Data for processing =>
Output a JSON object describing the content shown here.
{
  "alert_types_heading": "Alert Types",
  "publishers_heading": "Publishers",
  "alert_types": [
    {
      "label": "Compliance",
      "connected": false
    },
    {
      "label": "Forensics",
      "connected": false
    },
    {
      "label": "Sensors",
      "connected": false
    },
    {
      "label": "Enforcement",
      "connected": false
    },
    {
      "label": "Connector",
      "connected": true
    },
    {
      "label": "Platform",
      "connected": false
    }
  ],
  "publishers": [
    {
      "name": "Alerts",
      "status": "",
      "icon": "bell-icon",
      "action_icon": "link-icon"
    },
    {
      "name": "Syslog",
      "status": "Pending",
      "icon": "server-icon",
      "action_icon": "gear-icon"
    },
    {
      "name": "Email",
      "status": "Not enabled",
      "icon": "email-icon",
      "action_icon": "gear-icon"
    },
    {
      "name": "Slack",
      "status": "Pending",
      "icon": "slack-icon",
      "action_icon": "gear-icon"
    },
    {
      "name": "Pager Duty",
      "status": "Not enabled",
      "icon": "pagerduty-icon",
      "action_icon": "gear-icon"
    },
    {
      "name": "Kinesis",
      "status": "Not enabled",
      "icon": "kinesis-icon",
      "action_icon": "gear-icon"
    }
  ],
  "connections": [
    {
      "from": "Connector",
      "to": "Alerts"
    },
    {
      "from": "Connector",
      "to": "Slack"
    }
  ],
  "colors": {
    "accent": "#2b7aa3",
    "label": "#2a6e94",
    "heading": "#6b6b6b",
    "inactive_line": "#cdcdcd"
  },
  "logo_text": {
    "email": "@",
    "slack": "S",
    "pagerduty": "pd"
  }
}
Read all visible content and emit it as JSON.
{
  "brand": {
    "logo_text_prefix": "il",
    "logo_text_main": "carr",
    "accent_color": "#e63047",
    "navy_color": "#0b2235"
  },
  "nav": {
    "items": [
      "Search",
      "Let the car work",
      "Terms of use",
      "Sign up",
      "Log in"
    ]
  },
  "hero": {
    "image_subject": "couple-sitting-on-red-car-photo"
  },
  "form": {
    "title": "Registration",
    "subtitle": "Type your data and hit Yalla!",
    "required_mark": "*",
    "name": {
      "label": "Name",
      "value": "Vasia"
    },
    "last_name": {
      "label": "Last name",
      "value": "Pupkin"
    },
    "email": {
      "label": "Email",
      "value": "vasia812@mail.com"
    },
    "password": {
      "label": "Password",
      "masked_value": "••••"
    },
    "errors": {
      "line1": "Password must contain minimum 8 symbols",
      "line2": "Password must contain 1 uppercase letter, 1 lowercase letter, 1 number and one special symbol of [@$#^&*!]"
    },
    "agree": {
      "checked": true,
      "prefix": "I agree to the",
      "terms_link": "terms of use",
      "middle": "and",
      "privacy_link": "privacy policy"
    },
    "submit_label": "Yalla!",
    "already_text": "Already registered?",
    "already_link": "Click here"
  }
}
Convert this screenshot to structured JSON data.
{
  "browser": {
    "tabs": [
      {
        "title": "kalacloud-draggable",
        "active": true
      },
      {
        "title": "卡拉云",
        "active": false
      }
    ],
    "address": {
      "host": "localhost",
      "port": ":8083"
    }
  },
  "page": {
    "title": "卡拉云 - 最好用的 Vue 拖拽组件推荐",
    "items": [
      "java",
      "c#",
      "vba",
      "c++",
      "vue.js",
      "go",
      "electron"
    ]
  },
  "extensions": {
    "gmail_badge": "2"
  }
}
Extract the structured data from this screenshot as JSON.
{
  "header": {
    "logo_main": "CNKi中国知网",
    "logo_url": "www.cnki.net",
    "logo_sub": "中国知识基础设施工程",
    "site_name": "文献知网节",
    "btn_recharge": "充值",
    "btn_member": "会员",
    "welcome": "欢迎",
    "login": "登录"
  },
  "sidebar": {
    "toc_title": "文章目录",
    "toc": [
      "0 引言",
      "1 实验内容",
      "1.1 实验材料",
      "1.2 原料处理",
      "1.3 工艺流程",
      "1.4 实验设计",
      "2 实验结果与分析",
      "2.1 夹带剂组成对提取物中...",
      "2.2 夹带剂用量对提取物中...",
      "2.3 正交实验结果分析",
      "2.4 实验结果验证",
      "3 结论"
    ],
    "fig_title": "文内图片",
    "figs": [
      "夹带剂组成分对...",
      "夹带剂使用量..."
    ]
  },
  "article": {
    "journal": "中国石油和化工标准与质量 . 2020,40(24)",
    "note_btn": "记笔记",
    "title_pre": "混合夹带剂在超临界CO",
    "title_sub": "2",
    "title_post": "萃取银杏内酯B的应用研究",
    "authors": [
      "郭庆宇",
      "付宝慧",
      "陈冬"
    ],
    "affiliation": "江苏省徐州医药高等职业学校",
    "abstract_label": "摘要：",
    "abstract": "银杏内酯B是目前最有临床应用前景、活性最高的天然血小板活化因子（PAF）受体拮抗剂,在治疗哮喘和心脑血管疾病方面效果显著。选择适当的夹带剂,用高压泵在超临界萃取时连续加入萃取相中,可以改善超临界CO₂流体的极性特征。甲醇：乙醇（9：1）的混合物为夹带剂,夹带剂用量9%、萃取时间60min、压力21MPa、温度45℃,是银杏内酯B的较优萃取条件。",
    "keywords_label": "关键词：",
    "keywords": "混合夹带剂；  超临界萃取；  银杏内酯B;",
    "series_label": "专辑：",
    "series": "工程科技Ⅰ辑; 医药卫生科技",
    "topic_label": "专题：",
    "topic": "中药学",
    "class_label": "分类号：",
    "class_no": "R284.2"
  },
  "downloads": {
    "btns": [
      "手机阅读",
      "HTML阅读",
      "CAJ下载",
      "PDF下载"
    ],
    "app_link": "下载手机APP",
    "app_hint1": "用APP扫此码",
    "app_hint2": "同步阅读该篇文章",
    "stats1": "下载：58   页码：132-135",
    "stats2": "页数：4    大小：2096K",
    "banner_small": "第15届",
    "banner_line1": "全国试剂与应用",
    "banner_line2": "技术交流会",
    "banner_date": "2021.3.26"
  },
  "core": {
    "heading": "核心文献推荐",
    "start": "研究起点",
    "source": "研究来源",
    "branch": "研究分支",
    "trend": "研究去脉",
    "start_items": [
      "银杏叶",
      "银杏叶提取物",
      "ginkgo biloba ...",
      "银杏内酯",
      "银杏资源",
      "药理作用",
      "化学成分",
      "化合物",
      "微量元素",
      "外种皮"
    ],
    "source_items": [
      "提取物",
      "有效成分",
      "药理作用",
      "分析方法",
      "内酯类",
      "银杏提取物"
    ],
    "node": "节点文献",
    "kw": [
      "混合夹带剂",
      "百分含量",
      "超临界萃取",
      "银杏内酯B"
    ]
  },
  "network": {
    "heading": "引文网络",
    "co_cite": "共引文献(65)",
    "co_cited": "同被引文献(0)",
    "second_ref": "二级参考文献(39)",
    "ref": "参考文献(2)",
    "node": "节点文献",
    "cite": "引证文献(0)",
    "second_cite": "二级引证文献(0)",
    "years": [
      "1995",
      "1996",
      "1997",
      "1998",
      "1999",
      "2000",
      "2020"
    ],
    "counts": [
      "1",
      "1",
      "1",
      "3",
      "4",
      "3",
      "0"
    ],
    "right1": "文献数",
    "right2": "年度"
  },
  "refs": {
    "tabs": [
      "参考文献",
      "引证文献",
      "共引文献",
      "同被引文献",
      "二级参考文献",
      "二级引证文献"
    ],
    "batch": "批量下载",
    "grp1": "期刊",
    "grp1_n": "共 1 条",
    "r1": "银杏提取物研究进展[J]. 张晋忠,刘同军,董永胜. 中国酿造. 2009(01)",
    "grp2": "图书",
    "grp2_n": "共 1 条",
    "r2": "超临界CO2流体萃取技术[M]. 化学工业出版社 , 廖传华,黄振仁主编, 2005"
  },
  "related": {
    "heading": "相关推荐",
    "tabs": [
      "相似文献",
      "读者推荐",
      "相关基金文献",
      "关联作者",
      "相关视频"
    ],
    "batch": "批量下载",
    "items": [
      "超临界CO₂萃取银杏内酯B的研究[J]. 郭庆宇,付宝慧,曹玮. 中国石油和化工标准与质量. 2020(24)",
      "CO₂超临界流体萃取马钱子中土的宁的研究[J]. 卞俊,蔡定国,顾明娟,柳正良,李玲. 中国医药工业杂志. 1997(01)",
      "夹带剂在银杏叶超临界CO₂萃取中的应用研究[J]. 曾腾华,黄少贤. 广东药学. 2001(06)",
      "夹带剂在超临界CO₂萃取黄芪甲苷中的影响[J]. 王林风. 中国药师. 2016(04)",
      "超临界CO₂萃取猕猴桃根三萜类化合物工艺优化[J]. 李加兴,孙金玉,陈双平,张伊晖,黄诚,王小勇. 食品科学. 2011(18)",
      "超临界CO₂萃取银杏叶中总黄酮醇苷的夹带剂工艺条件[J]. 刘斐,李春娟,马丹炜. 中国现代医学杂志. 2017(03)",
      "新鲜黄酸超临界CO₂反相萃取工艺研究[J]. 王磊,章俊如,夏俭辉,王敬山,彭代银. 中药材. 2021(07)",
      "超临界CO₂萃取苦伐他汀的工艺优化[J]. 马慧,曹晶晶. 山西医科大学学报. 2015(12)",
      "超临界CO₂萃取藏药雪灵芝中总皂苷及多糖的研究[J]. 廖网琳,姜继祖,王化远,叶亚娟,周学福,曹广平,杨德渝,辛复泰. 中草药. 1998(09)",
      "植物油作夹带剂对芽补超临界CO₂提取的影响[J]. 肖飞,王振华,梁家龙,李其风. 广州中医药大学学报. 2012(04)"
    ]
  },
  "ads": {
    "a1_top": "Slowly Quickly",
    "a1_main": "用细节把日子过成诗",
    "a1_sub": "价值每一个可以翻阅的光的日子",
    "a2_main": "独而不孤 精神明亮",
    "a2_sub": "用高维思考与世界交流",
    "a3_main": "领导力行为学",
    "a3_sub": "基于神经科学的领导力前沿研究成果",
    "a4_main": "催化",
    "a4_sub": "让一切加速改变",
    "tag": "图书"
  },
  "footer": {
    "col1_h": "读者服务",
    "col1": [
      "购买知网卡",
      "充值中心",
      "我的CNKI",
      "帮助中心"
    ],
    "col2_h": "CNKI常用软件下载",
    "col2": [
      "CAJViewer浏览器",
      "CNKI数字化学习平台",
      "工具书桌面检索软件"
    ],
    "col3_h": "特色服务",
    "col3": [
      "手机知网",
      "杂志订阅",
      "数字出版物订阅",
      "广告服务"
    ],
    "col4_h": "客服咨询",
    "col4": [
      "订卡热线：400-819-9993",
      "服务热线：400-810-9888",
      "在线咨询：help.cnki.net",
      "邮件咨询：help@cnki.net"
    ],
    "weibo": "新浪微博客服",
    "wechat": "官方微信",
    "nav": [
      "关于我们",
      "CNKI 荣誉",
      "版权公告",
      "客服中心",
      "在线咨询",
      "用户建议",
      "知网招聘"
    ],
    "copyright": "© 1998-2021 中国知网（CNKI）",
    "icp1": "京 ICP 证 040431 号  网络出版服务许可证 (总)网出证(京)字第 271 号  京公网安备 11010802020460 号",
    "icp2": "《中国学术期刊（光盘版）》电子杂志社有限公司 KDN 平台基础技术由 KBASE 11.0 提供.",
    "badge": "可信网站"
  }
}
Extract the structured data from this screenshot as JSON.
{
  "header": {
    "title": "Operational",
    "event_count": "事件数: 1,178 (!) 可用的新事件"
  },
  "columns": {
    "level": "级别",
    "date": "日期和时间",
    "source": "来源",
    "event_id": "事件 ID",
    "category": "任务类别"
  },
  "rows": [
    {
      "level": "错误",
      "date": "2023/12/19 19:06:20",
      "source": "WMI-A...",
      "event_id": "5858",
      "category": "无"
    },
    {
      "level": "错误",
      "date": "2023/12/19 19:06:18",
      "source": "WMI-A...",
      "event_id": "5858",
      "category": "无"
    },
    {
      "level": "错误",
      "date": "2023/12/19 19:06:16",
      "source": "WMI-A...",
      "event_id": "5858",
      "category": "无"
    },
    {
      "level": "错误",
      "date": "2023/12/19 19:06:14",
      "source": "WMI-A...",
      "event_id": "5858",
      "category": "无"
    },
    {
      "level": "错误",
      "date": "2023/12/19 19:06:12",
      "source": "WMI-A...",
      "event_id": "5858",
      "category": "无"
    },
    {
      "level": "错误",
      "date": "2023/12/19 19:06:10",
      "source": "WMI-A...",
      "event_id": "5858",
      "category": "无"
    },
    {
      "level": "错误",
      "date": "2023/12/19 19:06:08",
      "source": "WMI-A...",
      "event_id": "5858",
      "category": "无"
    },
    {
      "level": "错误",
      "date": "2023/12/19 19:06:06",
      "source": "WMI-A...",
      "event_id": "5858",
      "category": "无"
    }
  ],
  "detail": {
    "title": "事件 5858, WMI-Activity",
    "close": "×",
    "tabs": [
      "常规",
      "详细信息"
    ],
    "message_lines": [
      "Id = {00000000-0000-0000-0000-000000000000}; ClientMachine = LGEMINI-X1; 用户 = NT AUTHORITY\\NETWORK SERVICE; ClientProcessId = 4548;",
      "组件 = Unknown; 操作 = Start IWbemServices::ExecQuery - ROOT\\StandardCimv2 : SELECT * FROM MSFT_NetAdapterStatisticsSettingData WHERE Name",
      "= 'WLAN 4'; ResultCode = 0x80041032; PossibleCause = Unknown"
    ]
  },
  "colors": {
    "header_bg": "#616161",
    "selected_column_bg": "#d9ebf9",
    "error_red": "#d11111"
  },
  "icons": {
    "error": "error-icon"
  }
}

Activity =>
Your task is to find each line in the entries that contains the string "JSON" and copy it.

Answer section =>
Output a JSON object describing the content shown here.
Read all visible content and emit it as JSON.
Convert this screenshot to structured JSON data.
Extract the structured data from this screenshot as JSON.
Extract the structured data from this screenshot as JSON.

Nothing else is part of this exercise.